[Interface dataset entries]

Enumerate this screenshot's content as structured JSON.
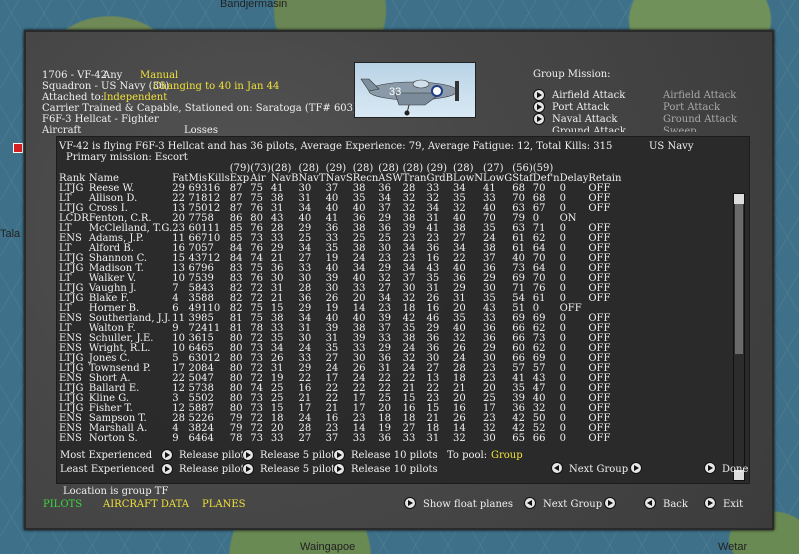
{
  "map": {
    "labels": [
      "Bandjermasin",
      "Waingapoe",
      "Wetar",
      "Tala"
    ]
  },
  "header": {
    "squadron_id": "1706 - VF-42",
    "any": "Any",
    "manual": "Manual",
    "squadron_line": "Squadron - US Navy (36)",
    "change_note": "Changing to 40 in Jan 44",
    "attached_label": "Attached to:",
    "attached_value": "Independent",
    "carrier_line": "Carrier Trained & Capable, Stationed on: Saratoga (TF# 603)",
    "aircraft_type": "F6F-3 Hellcat - Fighter",
    "aircraft_cut": "Aircraft",
    "losses_cut": "Losses",
    "plane_number": "33"
  },
  "group_mission": {
    "title": "Group Mission:",
    "options_left": [
      "Airfield Attack",
      "Port Attack",
      "Naval Attack",
      "Ground Attack"
    ],
    "options_right": [
      "Airfield Attack",
      "Port Attack",
      "Ground Attack",
      "Sweep"
    ]
  },
  "roster": {
    "summary": "VF-42 is flying F6F-3 Hellcat and has 36 pilots,  Average Experience: 79,  Average Fatigue: 12,  Total Kills: 315",
    "service": "US Navy",
    "primary_mission": "Primary mission: Escort",
    "averages": [
      "",
      "",
      "",
      "",
      "",
      "(79)",
      "(73)",
      "(28)",
      "(28)",
      "(29)",
      "(28)",
      "(28)",
      "(28)",
      "(29)",
      "(28)",
      "(27)",
      "(56)",
      "(59)",
      "",
      ""
    ],
    "headers": [
      "Rank",
      "Name",
      "Fat",
      "Mis",
      "Kills",
      "Exp",
      "Air",
      "NavB",
      "NavT",
      "NavS",
      "Recn",
      "ASW",
      "Tran",
      "GrdB",
      "LowN",
      "LowG",
      "Staf",
      "Def'n",
      "Delay",
      "Retain"
    ],
    "rows": [
      [
        "LTJG",
        "Reese W.",
        "29",
        "693",
        "16",
        "87",
        "75",
        "41",
        "30",
        "37",
        "38",
        "36",
        "28",
        "33",
        "34",
        "41",
        "68",
        "70",
        "0",
        "OFF"
      ],
      [
        "LT",
        "Allison D.",
        "22",
        "718",
        "12",
        "87",
        "75",
        "38",
        "31",
        "40",
        "35",
        "34",
        "32",
        "32",
        "35",
        "33",
        "70",
        "68",
        "0",
        "OFF"
      ],
      [
        "LTJG",
        "Cross I.",
        "13",
        "750",
        "12",
        "87",
        "76",
        "31",
        "34",
        "40",
        "40",
        "37",
        "32",
        "34",
        "32",
        "40",
        "63",
        "67",
        "0",
        "OFF"
      ],
      [
        "LCDR",
        "Fenton, C.R.",
        "20",
        "775",
        "8",
        "86",
        "80",
        "43",
        "40",
        "41",
        "36",
        "29",
        "38",
        "31",
        "40",
        "70",
        "79",
        "0",
        "ON",
        ""
      ],
      [
        "LT",
        "McClelland, T.G.",
        "23",
        "601",
        "11",
        "85",
        "76",
        "28",
        "29",
        "36",
        "38",
        "36",
        "39",
        "41",
        "38",
        "35",
        "63",
        "71",
        "0",
        "OFF"
      ],
      [
        "ENS",
        "Adams, J.P.",
        "11",
        "667",
        "10",
        "85",
        "73",
        "33",
        "25",
        "33",
        "25",
        "25",
        "23",
        "23",
        "27",
        "24",
        "61",
        "62",
        "0",
        "OFF"
      ],
      [
        "LT",
        "Alford B.",
        "16",
        "705",
        "7",
        "84",
        "76",
        "29",
        "34",
        "35",
        "38",
        "30",
        "34",
        "36",
        "34",
        "38",
        "61",
        "64",
        "0",
        "OFF"
      ],
      [
        "LTJG",
        "Shannon C.",
        "15",
        "437",
        "12",
        "84",
        "74",
        "21",
        "27",
        "19",
        "24",
        "23",
        "23",
        "16",
        "22",
        "37",
        "40",
        "70",
        "0",
        "OFF"
      ],
      [
        "LTJG",
        "Madison T.",
        "13",
        "679",
        "6",
        "83",
        "75",
        "36",
        "33",
        "40",
        "34",
        "29",
        "34",
        "43",
        "40",
        "36",
        "73",
        "64",
        "0",
        "OFF"
      ],
      [
        "LT",
        "Walker V.",
        "10",
        "753",
        "9",
        "83",
        "76",
        "30",
        "30",
        "39",
        "40",
        "32",
        "37",
        "35",
        "36",
        "29",
        "69",
        "70",
        "0",
        "OFF"
      ],
      [
        "LTJG",
        "Vaughn J.",
        "7",
        "584",
        "3",
        "82",
        "72",
        "31",
        "28",
        "30",
        "33",
        "27",
        "30",
        "31",
        "29",
        "30",
        "71",
        "76",
        "0",
        "OFF"
      ],
      [
        "LTJG",
        "Blake F.",
        "4",
        "358",
        "8",
        "82",
        "72",
        "21",
        "36",
        "26",
        "20",
        "34",
        "32",
        "26",
        "31",
        "35",
        "54",
        "61",
        "0",
        "OFF"
      ],
      [
        "LT",
        "Horner B.",
        "6",
        "491",
        "10",
        "82",
        "75",
        "15",
        "29",
        "19",
        "14",
        "23",
        "18",
        "16",
        "20",
        "43",
        "51",
        "0",
        "OFF",
        ""
      ],
      [
        "ENS",
        "Southerland, J.J.",
        "11",
        "398",
        "5",
        "81",
        "75",
        "38",
        "34",
        "40",
        "40",
        "39",
        "42",
        "46",
        "35",
        "33",
        "69",
        "69",
        "0",
        "OFF"
      ],
      [
        "LT",
        "Walton F.",
        "9",
        "724",
        "11",
        "81",
        "78",
        "33",
        "31",
        "39",
        "38",
        "37",
        "35",
        "29",
        "40",
        "36",
        "66",
        "62",
        "0",
        "OFF"
      ],
      [
        "ENS",
        "Schuller, J.E.",
        "10",
        "361",
        "5",
        "80",
        "72",
        "35",
        "30",
        "31",
        "39",
        "33",
        "38",
        "36",
        "32",
        "36",
        "66",
        "73",
        "0",
        "OFF"
      ],
      [
        "ENS",
        "Wright, R.L.",
        "10",
        "646",
        "5",
        "80",
        "73",
        "34",
        "24",
        "35",
        "33",
        "29",
        "24",
        "36",
        "26",
        "29",
        "60",
        "62",
        "0",
        "OFF"
      ],
      [
        "LTJG",
        "Jones C.",
        "5",
        "630",
        "12",
        "80",
        "73",
        "26",
        "33",
        "27",
        "30",
        "36",
        "32",
        "30",
        "24",
        "30",
        "66",
        "69",
        "0",
        "OFF"
      ],
      [
        "LTJG",
        "Townsend P.",
        "17",
        "208",
        "4",
        "80",
        "72",
        "31",
        "29",
        "24",
        "26",
        "31",
        "24",
        "27",
        "28",
        "23",
        "57",
        "57",
        "0",
        "OFF"
      ],
      [
        "ENS",
        "Short A.",
        "22",
        "504",
        "7",
        "80",
        "72",
        "19",
        "22",
        "17",
        "24",
        "22",
        "22",
        "13",
        "18",
        "23",
        "41",
        "43",
        "0",
        "OFF"
      ],
      [
        "LTJG",
        "Ballard E.",
        "12",
        "573",
        "8",
        "80",
        "74",
        "25",
        "16",
        "22",
        "22",
        "22",
        "21",
        "22",
        "21",
        "20",
        "35",
        "47",
        "0",
        "OFF"
      ],
      [
        "LTJG",
        "Kline G.",
        "3",
        "550",
        "2",
        "80",
        "73",
        "25",
        "21",
        "22",
        "17",
        "25",
        "15",
        "23",
        "20",
        "25",
        "39",
        "40",
        "0",
        "OFF"
      ],
      [
        "LTJG",
        "Fisher T.",
        "12",
        "588",
        "7",
        "80",
        "73",
        "15",
        "17",
        "21",
        "17",
        "20",
        "16",
        "15",
        "16",
        "17",
        "36",
        "32",
        "0",
        "OFF"
      ],
      [
        "ENS",
        "Sampson T.",
        "28",
        "522",
        "6",
        "79",
        "72",
        "18",
        "24",
        "16",
        "23",
        "18",
        "18",
        "21",
        "26",
        "23",
        "42",
        "50",
        "0",
        "OFF"
      ],
      [
        "ENS",
        "Marshall A.",
        "4",
        "382",
        "4",
        "79",
        "72",
        "20",
        "28",
        "23",
        "14",
        "19",
        "27",
        "18",
        "14",
        "32",
        "42",
        "52",
        "0",
        "OFF"
      ],
      [
        "ENS",
        "Norton S.",
        "9",
        "646",
        "4",
        "78",
        "73",
        "33",
        "27",
        "37",
        "33",
        "36",
        "33",
        "31",
        "32",
        "30",
        "65",
        "66",
        "0",
        "OFF"
      ]
    ]
  },
  "actions": {
    "most_experienced": "Most Experienced",
    "least_experienced": "Least Experienced",
    "release_pilot": "Release pilot",
    "release_5": "Release 5 pilots",
    "release_10": "Release 10 pilots",
    "to_pool": "To pool:",
    "pool_target": "Group",
    "next_group": "Next Group",
    "done": "Done"
  },
  "footer": {
    "location": "Location is group TF",
    "tabs": [
      "PILOTS",
      "AIRCRAFT DATA",
      "PLANES"
    ],
    "show_float": "Show float planes",
    "next_group": "Next Group",
    "back": "Back",
    "exit": "Exit"
  },
  "colors": {
    "name": "#f2e13a",
    "exp_high": "#ff9a2e",
    "rank_lcdr": "#ff3030",
    "active_tab": "#3fd63f"
  }
}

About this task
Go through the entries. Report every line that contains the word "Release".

Task result
    "release_pilot": "Release pilot",
    "release_5": "Release 5 pilots",
    "release_10": "Release 10 pilots",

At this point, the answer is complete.